Nine months after Hardcore Hammers made the official announcement that they would open their company’s first storefront in Hillsboro, owners Steve and Rick Spencer are making good on their promise to bring manufacturing opportunities to the area.
The brothers fulfilled the first large order to come out of Hardcore Hammers’ new manufacturing plant on Wednesday, Nov. 18, with a delivery of 1,000 specially designed hammers for JF Electric, Incorporated. Hardcore Hammers took possession of part of the long-empty building at 1822 Senator Miller Drive, the old Alco building, earlier this year and have been working non-stop to turn it into a manufacturing and distribution center for the rapidly growing company.
The first step of the process to begin manufacturing and distributing their high-quality tools out of Hillsboro was taken in March of this year, when Hardcore Hammers partnered with Hiller’s Sheet Metal. While Hiller’s will no longer be responsible for assembling and shipping the American-made tools, this collaboration will remain intact with Hiller’s shifting to new responsibilities in the company’s manufacturing process.
Founded in 2010, Hardcore Hammers is geared towards the construction trades and manufactures specialty framing hammers and hatchets. Both owners have plenty of hands-on knowledge from their years spent as framing carpenters.
The first order to roll through the new plant was placed by J.F. Electric, Incorporated, out of Edwardsville, who purchased the hammers as holiday gifts for their employees. The connection between the J.F. Electric and Hardcore Hammers was made by Litchfield resident Bob Buda, who was a key player luring Atlas 46 to the area, who in-turn brought Hardcore Hammers into the Montgomery County fold. While their plant is not quite out of the construction phase, the company jumped at the challenge of fulfilling the large order.

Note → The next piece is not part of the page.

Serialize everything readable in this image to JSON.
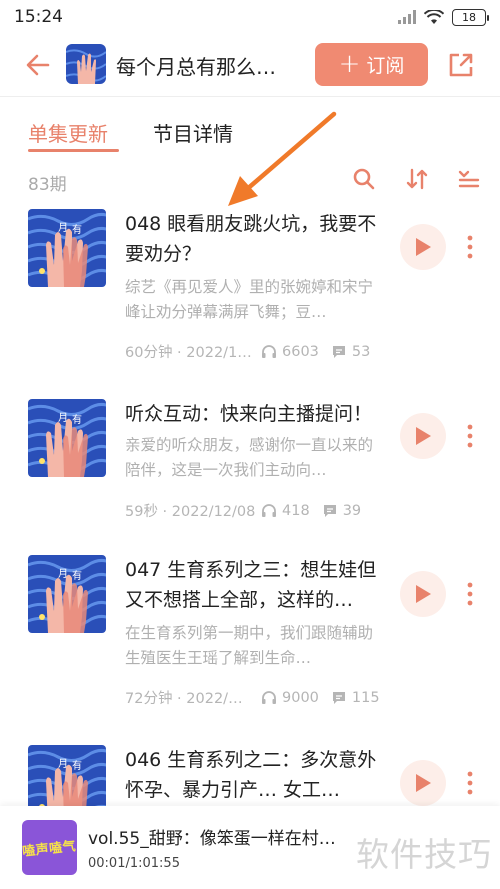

The order acted as a trial run for the Spencer brothers and Chad Weedin, who will take over day-to-day operations of the new plant. Weedin is a longtime affiliate of Spencer and while he lives in Kansas City, MO, he and his son Zachary Weedin will spend their weekdays in Hillsboro, where he will act as plant manager. A fellow union man, hard work is no stranger to Weedin who stated that the plant will be in a learning phase for awhile, while they work out how to smoothly run assembly and shipping out of the space. The Spencers plan to start small with around 12 employees, positions that will be filled out of the local job pool, with the intention to expand as the company grows.
Every part of the specialty tools are made in America. The heads are cast in a foundry in Wisconsin, the handles are made in Arkansas and engraved in Chicagoland and Hillsboro will be the final stop in the production process - where the heads will be ground, handles painted, the individual parts assembled and all orders will be shipped from.
Hardcore Hammers’ goal is for the plant to be fully up and running within the next two years.